  • That you sign our Membership Statement (you must have the proper authority to submit an application on your organization’s behalf).

Please note: NCSD is not accepting applications from individual schools at this time. Instead, we encourage you to connect with some of the following members and partners, which are better positioned to provide support and guidance to schools:

 

APPLY NOW


To find out more about becoming an NCSD member organization, feel free to contact us:

Gina Chirichigno
Director
The National Coalition on School Diversity
gchirichigno@prrac.org

Philip Tegeler
Executive Director
The Poverty & Race Research Action Council
ptegeler@prrac.org

Also, refer to our strategic plan for more details about our work.

Event 9/19: The Lines Between Us: At School and At Home

***A livestream of the event will be available via PRRAC’s Facebook page.***

We are excited to partner with the Poverty and Race Research Action Council on “The Lines Between Us: At School and At Home” on September 19, 2019.

We will welcome Lawrence Lanahan, author of the new book The Lines Between Us, a story of two families in Baltimore set against the background of decades of segregation and the evolution of the landmark Thompson v. HUD public housing desegregation case.  Lawrence Lanahan will be joined by Cara McClellan from the NAACP Legal Defense Fund and journalist J. Brian Charles.

The panel discussion will be held in PRRAC’s event space at 740 15th St. NW. Refreshments will be available at 5:30pm, and the discussion will start at 6:00pm.

Register here for this free event.

Who: Lawrence Lanahan, Cara McClellan, and J. Brian Charles
What: 
“The Lines Between Us: At School and At Home” 
Where: PRRAC offices – 740 15th St. NW
When: September 19th at 6:00pm (refreshments at 5:30pm)
Why: To explore interconnections between segregation in housing and schools

RAP Members in the News: "‘Do You Support Busing?’ Is Not the Best Question" in NYT

‘Do You Support Busing?’ Is Not the Best Question
by Emily Badger
July 6, 2019
The New York Times

NCSD Research Advisory Panel members Genevieve Siegel-Hawley and Erica Frankenberg were quoted in this article, following Kamala Harris and Joe Biden’s exchange about busing on the Democratic debate stage.

“But historically, the defendants in most school desegregation cases were school districts and school boards, and so courts had no power to demand fixes that might have affected the housing market.

That placed outsized expectations on busing that would be the same today, and raises another question: ‘Why was the burden of undoing centuries of discrimination and segregation placed solely on schools?’ said Genevieve Siegel-Hawley, a professor at Virginia Commonwealth University who studies the relationship between schools and housing.”

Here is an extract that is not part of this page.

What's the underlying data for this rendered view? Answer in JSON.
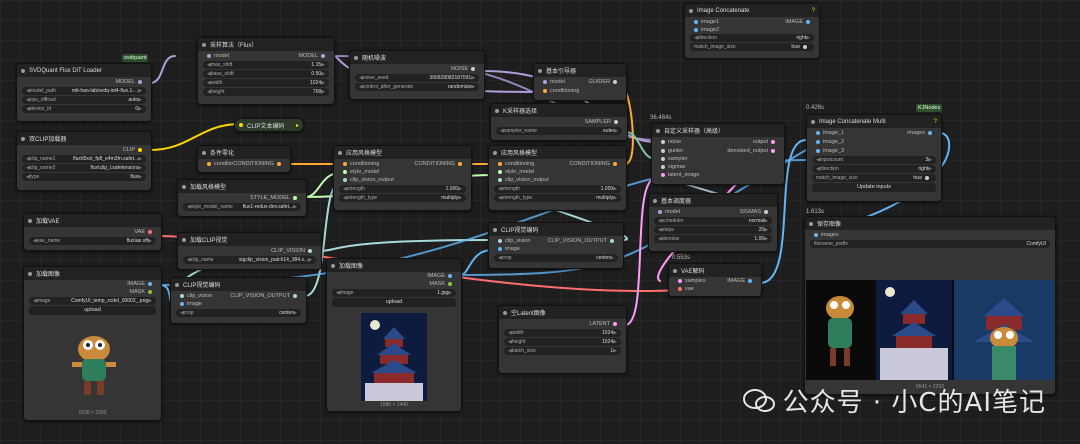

“George Romney, Mitt Romney’s father and the secretary of Housing and Urban Development during the Nixon administration, argued for witholding federal money from communities that blocked housing for lower-income and minority families, rather than just transporting African-American children to schools in such places. But President Nixon halted the idea.

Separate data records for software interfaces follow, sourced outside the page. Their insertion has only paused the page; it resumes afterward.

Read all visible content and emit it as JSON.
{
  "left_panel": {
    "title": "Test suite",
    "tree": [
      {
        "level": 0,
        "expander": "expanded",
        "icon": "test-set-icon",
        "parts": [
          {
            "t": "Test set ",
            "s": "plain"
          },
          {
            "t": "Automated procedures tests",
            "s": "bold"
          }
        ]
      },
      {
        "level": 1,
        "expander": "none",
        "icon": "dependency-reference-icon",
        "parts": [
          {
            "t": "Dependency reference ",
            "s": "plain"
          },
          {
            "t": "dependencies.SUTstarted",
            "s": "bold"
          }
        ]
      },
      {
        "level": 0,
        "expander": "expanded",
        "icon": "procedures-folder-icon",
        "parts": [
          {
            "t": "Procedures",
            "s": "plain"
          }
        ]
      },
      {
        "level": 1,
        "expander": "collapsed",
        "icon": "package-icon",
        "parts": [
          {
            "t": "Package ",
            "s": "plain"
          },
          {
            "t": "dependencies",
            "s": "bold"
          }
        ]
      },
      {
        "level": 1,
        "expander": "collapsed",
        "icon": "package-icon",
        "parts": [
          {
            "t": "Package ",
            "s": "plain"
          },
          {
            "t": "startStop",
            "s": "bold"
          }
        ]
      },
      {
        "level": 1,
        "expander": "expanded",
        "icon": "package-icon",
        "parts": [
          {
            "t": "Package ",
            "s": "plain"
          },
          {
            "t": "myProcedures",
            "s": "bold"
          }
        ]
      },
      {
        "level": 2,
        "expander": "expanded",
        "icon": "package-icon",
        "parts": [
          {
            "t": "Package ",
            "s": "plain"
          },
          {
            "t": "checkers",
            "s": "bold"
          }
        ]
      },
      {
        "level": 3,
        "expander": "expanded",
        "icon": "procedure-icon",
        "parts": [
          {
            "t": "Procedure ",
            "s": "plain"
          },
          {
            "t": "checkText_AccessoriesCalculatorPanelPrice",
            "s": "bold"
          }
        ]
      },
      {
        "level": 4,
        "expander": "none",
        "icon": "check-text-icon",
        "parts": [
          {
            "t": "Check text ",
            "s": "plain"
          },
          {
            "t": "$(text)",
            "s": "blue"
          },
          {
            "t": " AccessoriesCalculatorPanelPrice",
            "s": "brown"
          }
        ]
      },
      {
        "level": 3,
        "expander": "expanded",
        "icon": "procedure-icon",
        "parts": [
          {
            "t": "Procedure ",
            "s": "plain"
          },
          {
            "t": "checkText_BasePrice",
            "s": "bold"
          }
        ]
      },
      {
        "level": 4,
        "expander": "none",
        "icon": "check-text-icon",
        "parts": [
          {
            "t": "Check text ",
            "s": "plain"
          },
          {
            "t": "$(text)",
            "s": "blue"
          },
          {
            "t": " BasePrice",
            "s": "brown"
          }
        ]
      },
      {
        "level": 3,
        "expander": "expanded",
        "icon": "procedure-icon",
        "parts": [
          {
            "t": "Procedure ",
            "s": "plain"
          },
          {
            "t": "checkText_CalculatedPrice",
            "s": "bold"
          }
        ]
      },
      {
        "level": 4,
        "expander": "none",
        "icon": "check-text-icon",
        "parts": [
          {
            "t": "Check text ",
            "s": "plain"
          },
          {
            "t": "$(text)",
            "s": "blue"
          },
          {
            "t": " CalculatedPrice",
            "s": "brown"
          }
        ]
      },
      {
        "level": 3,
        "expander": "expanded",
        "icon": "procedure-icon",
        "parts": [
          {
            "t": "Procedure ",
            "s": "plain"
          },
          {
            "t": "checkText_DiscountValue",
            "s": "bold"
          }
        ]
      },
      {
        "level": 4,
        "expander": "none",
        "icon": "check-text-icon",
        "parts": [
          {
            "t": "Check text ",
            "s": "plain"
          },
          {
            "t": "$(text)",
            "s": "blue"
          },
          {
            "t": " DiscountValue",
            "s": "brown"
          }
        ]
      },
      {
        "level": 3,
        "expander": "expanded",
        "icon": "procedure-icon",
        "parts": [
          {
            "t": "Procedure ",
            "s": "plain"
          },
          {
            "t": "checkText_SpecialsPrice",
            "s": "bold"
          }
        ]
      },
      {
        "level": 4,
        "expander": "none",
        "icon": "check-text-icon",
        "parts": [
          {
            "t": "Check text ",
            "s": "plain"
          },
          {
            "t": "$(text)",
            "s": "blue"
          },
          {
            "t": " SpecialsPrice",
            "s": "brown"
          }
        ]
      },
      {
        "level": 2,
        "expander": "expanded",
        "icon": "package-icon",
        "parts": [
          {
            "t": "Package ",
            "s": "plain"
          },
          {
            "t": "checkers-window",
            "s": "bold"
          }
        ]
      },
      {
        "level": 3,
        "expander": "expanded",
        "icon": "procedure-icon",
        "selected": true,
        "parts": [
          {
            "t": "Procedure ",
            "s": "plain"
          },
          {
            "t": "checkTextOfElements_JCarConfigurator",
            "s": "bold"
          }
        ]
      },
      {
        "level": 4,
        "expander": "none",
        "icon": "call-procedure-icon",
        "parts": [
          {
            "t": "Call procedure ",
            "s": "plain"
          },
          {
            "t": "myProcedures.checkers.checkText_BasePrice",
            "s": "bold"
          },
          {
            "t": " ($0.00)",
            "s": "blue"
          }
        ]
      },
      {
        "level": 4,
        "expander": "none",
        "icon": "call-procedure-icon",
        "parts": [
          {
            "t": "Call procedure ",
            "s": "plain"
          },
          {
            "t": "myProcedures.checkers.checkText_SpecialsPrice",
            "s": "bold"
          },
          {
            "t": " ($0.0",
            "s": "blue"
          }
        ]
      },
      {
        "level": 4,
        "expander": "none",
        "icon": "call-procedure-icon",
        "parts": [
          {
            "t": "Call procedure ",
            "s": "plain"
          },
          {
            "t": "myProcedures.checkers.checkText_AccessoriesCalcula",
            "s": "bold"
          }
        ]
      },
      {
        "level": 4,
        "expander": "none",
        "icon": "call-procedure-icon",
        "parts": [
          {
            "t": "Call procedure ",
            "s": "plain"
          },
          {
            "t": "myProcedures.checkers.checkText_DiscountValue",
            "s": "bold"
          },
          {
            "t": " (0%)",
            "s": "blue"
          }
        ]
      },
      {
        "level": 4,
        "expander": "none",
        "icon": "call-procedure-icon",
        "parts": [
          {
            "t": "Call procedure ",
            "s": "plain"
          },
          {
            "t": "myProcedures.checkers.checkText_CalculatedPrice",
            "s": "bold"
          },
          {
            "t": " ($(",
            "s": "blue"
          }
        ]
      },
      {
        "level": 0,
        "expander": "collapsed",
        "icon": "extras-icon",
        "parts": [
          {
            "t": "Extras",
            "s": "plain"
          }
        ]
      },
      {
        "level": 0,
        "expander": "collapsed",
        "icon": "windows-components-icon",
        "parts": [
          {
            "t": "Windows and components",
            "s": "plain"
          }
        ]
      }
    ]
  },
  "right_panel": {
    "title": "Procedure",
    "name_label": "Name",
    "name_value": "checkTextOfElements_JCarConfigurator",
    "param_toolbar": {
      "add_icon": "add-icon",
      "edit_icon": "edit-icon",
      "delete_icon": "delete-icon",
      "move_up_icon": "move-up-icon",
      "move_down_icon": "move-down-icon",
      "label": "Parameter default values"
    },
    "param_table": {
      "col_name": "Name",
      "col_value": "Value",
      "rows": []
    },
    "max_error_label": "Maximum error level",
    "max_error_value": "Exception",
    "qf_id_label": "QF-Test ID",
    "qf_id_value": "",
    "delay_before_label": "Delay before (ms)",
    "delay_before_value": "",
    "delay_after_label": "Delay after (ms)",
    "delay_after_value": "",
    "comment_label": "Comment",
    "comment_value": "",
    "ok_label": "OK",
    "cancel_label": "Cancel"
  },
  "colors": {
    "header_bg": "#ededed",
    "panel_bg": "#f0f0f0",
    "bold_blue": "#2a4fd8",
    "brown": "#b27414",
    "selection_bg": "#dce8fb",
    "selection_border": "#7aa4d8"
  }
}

‘That could have been a really different turning point in terms of how we think about school desegregation, but also about our neighborhoods,’ said Erica Frankenberg, a professor of education at Penn State.”

This article also references NCSD’s statement regarding the proposed Strength in Diversity Act:

“Some of these choices would have to be made locally. But the federal government could offer grants to entice districts and states willing to make them.”

Ifill: The Same Myths That Thwarted Busing Are Keeping School Segregation Alive

Opinion: The Same Myths That Thwarted Busing Are Keeping School Segregation Alive
by Sherrilyn Ifill
July 5, 2019
Slate